MATERIAL TO PROCESS -
____
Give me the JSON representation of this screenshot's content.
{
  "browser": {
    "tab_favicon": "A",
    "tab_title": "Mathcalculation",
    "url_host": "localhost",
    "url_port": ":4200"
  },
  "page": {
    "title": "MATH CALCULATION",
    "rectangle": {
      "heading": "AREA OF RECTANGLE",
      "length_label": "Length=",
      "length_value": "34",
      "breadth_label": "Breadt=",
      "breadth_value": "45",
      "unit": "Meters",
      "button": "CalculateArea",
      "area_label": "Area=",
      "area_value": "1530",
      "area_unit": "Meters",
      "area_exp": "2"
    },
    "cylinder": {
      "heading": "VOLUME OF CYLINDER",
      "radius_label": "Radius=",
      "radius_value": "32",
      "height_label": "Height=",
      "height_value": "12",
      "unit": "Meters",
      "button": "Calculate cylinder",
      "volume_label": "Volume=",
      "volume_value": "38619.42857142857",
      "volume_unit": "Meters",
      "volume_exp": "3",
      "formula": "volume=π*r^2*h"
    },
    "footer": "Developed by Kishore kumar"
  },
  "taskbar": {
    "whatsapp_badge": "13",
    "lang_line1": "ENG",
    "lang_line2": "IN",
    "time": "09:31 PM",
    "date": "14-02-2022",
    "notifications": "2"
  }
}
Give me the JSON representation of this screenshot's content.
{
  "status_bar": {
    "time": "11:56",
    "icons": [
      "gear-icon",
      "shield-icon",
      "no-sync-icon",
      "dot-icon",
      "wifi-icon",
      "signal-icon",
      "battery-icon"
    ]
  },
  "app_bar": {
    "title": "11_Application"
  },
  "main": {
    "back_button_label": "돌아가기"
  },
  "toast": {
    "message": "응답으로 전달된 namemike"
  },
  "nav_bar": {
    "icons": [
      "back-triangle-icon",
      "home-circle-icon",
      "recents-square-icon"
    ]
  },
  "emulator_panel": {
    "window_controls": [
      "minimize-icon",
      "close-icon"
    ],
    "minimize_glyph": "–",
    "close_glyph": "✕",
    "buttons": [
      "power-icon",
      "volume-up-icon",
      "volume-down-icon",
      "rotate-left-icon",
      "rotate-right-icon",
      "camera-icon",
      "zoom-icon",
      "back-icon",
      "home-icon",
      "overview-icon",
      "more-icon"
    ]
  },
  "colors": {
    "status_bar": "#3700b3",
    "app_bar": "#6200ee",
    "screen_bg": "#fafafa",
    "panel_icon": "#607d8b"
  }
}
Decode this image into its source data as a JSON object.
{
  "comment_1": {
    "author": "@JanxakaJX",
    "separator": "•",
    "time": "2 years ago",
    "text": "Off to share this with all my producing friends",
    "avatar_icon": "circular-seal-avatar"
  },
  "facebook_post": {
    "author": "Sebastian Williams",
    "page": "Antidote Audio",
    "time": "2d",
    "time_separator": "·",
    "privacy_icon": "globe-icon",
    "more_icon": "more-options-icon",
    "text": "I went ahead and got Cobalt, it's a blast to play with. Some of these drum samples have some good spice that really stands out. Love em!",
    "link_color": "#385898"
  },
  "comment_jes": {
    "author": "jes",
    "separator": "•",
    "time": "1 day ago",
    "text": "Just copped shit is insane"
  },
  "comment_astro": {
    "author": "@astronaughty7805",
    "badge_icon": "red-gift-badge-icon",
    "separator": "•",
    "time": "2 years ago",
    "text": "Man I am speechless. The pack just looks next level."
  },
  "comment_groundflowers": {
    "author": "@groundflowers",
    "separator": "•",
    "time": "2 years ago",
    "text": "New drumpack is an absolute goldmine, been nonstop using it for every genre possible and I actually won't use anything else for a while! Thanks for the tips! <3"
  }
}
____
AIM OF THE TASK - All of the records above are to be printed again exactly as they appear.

ANSWER TO THE EXERCISE -
Give me the JSON representation of this screenshot's content.
{
  "browser": {
    "tab_favicon": "A",
    "tab_title": "Mathcalculation",
    "url_host": "localhost",
    "url_port": ":4200"
  },
  "page": {
    "title": "MATH CALCULATION",
    "rectangle": {
      "heading": "AREA OF RECTANGLE",
      "length_label": "Length=",
      "length_value": "34",
      "breadth_label": "Breadt=",
      "breadth_value": "45",
      "unit": "Meters",
      "button": "CalculateArea",
      "area_label": "Area=",
      "area_value": "1530",
      "area_unit": "Meters",
      "area_exp": "2"
    },
    "cylinder": {
      "heading": "VOLUME OF CYLINDER",
      "radius_label": "Radius=",
      "radius_value": "32",
      "height_label": "Height=",
      "height_value": "12",
      "unit": "Meters",
      "button": "Calculate cylinder",
      "volume_label": "Volume=",
      "volume_value": "38619.42857142857",
      "volume_unit": "Meters",
      "volume_exp": "3",
      "formula": "volume=π*r^2*h"
    },
    "footer": "Developed by Kishore kumar"
  },
  "taskbar": {
    "whatsapp_badge": "13",
    "lang_line1": "ENG",
    "lang_line2": "IN",
    "time": "09:31 PM",
    "date": "14-02-2022",
    "notifications": "2"
  }
}
Give me the JSON representation of this screenshot's content.
{
  "status_bar": {
    "time": "11:56",
    "icons": [
      "gear-icon",
      "shield-icon",
      "no-sync-icon",
      "dot-icon",
      "wifi-icon",
      "signal-icon",
      "battery-icon"
    ]
  },
  "app_bar": {
    "title": "11_Application"
  },
  "main": {
    "back_button_label": "돌아가기"
  },
  "toast": {
    "message": "응답으로 전달된 namemike"
  },
  "nav_bar": {
    "icons": [
      "back-triangle-icon",
      "home-circle-icon",
      "recents-square-icon"
    ]
  },
  "emulator_panel": {
    "window_controls": [
      "minimize-icon",
      "close-icon"
    ],
    "minimize_glyph": "–",
    "close_glyph": "✕",
    "buttons": [
      "power-icon",
      "volume-up-icon",
      "volume-down-icon",
      "rotate-left-icon",
      "rotate-right-icon",
      "camera-icon",
      "zoom-icon",
      "back-icon",
      "home-icon",
      "overview-icon",
      "more-icon"
    ]
  },
  "colors": {
    "status_bar": "#3700b3",
    "app_bar": "#6200ee",
    "screen_bg": "#fafafa",
    "panel_icon": "#607d8b"
  }
}
Decode this image into its source data as a JSON object.
{
  "comment_1": {
    "author": "@JanxakaJX",
    "separator": "•",
    "time": "2 years ago",
    "text": "Off to share this with all my producing friends",
    "avatar_icon": "circular-seal-avatar"
  },
  "facebook_post": {
    "author": "Sebastian Williams",
    "page": "Antidote Audio",
    "time": "2d",
    "time_separator": "·",
    "privacy_icon": "globe-icon",
    "more_icon": "more-options-icon",
    "text": "I went ahead and got Cobalt, it's a blast to play with. Some of these drum samples have some good spice that really stands out. Love em!",
    "link_color": "#385898"
  },
  "comment_jes": {
    "author": "jes",
    "separator": "•",
    "time": "1 day ago",
    "text": "Just copped shit is insane"
  },
  "comment_astro": {
    "author": "@astronaughty7805",
    "badge_icon": "red-gift-badge-icon",
    "separator": "•",
    "time": "2 years ago",
    "text": "Man I am speechless. The pack just looks next level."
  },
  "comment_groundflowers": {
    "author": "@groundflowers",
    "separator": "•",
    "time": "2 years ago",
    "text": "New drumpack is an absolute goldmine, been nonstop using it for every genre possible and I actually won't use anything else for a while! Thanks for the tips! <3"
  }
}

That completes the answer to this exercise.